Cotter: we need to put more resources towards Brexit
Speaking at the Joint Committee on Agriculture on Tuesday, Aidan Cotter, Bord Bia’s chief executive, said that Bord Bia does not have enough resources at the moment to deal with the challenges posed by the UK’s exit from the EU.
“We will have to put more resources towards it,” he said. “It would be difficult for me to say truthfully that, yes, we have sufficient resources given the challenge ahead. That would understate the challenge the industry is facing.”
The CEO added that Bord Bia is currently working through the resources and initiatives that will be needed to be taken to cope with Brexit.
Some of the measures taken by Bord Bia to increase resources since the Brexit vote in June include the opening of two new offices, one in Warsaw to expand support in eastern Europe, and one in Singapore to service eight emerging markets in southeast Asia. Bord Bia’s London team was also recently boosted with a new member of staff dedicated to Brexit support measures for Irish companies in the market.
Huge challenge in growing exports
Cotter added that “irrespective of Brexit”, there is “a huge challenge in growing our exports”, according to the targets set out in Food Wise 2025, the Government’s road map for the agricultural industry, which projects an increase in the value of agri-food exports by 85% to €19bn.
We’ve projected that we would have to reduce our share of exports to the UK down to 32% in a soft Brexit and 23% in hard Brexit
“Our food exports would have to grow by about 40% to 70% over the next 10 years to reach Food Wise 2025 targets,” he said. “Right now, about 41% of our food and drink exports go to the UK. We’ve projected that we would have to reduce our share of exports to the UK down to 32% in a soft Brexit and 23% in hard Brexit.

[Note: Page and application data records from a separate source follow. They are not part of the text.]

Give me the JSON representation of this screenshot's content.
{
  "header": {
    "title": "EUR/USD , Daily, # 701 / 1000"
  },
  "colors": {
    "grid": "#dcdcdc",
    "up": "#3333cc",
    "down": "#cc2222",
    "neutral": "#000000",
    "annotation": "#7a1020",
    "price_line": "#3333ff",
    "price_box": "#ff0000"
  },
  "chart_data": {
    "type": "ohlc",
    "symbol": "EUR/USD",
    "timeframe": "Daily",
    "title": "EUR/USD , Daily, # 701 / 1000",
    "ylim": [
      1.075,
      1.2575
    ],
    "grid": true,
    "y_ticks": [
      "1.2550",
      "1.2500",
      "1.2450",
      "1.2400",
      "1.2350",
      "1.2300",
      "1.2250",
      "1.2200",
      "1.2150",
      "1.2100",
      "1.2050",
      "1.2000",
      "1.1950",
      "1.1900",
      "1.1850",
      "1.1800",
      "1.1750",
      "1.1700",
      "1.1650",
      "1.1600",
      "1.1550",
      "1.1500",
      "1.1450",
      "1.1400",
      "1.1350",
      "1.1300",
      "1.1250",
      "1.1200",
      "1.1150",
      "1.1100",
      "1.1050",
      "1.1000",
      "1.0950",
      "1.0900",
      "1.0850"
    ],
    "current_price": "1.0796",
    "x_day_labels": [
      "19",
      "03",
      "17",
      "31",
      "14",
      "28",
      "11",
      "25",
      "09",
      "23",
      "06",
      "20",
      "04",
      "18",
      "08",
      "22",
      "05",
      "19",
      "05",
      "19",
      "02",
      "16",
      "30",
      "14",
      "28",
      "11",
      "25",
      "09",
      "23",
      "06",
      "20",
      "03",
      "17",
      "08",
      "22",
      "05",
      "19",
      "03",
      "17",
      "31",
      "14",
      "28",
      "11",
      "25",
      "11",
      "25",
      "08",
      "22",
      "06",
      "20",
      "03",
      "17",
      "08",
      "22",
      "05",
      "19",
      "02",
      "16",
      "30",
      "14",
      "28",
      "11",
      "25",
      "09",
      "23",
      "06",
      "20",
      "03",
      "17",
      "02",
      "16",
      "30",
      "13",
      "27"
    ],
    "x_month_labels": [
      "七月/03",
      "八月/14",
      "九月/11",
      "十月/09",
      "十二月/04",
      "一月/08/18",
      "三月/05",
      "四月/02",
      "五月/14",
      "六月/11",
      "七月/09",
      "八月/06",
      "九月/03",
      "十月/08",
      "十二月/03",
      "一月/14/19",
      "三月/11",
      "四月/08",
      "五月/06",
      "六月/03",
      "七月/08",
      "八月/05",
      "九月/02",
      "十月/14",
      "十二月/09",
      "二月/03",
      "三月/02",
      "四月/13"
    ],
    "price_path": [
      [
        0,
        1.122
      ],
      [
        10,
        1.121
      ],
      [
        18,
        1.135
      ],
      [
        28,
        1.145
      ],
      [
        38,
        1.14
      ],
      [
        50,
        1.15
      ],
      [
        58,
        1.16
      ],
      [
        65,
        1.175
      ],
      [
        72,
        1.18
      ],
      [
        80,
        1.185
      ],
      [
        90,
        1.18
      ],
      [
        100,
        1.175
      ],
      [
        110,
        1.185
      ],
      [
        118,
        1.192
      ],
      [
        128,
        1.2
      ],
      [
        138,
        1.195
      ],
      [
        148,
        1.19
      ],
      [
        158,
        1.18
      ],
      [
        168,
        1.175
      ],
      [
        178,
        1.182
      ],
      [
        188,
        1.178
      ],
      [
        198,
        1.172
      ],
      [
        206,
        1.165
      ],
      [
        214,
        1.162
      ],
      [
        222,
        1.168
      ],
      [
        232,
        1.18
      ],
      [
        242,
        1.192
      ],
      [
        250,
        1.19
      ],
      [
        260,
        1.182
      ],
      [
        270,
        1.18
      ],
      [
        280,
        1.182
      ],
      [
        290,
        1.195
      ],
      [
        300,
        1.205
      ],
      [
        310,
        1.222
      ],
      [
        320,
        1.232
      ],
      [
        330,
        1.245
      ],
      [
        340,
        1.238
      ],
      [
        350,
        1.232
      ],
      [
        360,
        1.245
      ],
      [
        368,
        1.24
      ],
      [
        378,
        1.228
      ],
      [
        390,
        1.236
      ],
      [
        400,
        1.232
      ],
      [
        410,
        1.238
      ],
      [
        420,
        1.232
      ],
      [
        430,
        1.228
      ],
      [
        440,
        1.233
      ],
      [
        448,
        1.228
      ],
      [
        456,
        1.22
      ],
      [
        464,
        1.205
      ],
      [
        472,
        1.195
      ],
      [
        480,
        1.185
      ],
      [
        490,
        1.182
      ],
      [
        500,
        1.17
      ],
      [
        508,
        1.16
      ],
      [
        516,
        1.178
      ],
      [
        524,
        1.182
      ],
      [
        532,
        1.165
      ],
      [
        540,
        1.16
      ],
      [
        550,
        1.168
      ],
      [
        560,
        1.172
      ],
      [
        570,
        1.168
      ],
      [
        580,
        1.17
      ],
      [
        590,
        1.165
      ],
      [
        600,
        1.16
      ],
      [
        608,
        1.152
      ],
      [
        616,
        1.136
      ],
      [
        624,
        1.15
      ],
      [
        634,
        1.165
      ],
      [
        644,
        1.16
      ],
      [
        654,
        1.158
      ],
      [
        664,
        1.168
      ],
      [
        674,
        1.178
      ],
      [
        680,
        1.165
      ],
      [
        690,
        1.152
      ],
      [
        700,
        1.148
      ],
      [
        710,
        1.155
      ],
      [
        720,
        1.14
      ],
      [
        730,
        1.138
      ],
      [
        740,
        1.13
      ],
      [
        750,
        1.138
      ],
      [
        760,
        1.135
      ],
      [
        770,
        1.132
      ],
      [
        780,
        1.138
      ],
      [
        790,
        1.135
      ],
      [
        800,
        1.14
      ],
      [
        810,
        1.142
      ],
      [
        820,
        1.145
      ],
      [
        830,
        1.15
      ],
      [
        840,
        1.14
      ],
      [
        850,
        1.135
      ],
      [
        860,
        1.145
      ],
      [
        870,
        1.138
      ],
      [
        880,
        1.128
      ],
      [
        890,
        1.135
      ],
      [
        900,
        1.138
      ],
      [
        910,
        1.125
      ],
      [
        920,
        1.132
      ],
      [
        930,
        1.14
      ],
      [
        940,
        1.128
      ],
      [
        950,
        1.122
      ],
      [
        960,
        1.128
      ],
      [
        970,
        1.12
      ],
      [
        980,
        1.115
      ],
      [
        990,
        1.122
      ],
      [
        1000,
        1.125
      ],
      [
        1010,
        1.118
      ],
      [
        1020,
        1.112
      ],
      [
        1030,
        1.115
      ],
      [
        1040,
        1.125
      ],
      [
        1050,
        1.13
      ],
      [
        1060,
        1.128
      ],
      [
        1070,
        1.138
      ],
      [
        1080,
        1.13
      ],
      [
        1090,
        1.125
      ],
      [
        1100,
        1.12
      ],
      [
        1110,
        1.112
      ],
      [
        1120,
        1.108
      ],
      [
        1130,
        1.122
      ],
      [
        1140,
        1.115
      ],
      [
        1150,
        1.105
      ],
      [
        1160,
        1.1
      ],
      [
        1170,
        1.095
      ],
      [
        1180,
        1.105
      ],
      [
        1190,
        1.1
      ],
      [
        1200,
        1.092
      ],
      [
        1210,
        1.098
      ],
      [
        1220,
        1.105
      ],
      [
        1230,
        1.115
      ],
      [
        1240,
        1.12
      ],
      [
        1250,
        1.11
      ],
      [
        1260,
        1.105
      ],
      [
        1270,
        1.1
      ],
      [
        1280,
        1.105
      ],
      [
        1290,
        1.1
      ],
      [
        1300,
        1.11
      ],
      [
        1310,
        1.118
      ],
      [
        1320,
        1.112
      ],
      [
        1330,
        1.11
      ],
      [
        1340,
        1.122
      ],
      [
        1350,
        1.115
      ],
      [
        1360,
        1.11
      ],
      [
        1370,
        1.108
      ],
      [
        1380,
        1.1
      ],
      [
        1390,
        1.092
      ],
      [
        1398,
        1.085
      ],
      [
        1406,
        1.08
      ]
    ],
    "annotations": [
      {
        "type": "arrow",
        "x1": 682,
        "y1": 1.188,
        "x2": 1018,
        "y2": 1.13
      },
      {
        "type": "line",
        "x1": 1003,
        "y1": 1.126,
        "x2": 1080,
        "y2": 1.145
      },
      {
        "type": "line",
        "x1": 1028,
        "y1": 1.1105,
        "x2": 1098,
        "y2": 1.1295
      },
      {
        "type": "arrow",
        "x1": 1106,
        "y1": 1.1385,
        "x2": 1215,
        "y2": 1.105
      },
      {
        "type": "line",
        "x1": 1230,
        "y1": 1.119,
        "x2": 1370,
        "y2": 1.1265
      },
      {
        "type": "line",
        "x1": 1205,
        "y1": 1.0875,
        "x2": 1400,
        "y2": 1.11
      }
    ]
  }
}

So that’s a big challenge in the context of Food Wise 2025.”
Referring to currency, Cotter said that “very few people” were prepared for the volatility in currency brought about by the Brexit vote.
He added that the only thing companies could have done is “hedge forward” when the currency rate was good if they had cause to believe the UK would leave the EU.
“However, a lot of people were taken unawares by the vote and it was not clear to many companies what they could do about it. There is still uncertainty there,” Cotter continued. “The only thing we can do is learn to manage the volatility - those are the companies that will win.”
While there has been some relief over recent weeks as sterling recovered somewhat, it remains 11% weaker against the euro than prior to the result of the referendum vote in June and 15% lower than the start of 2016.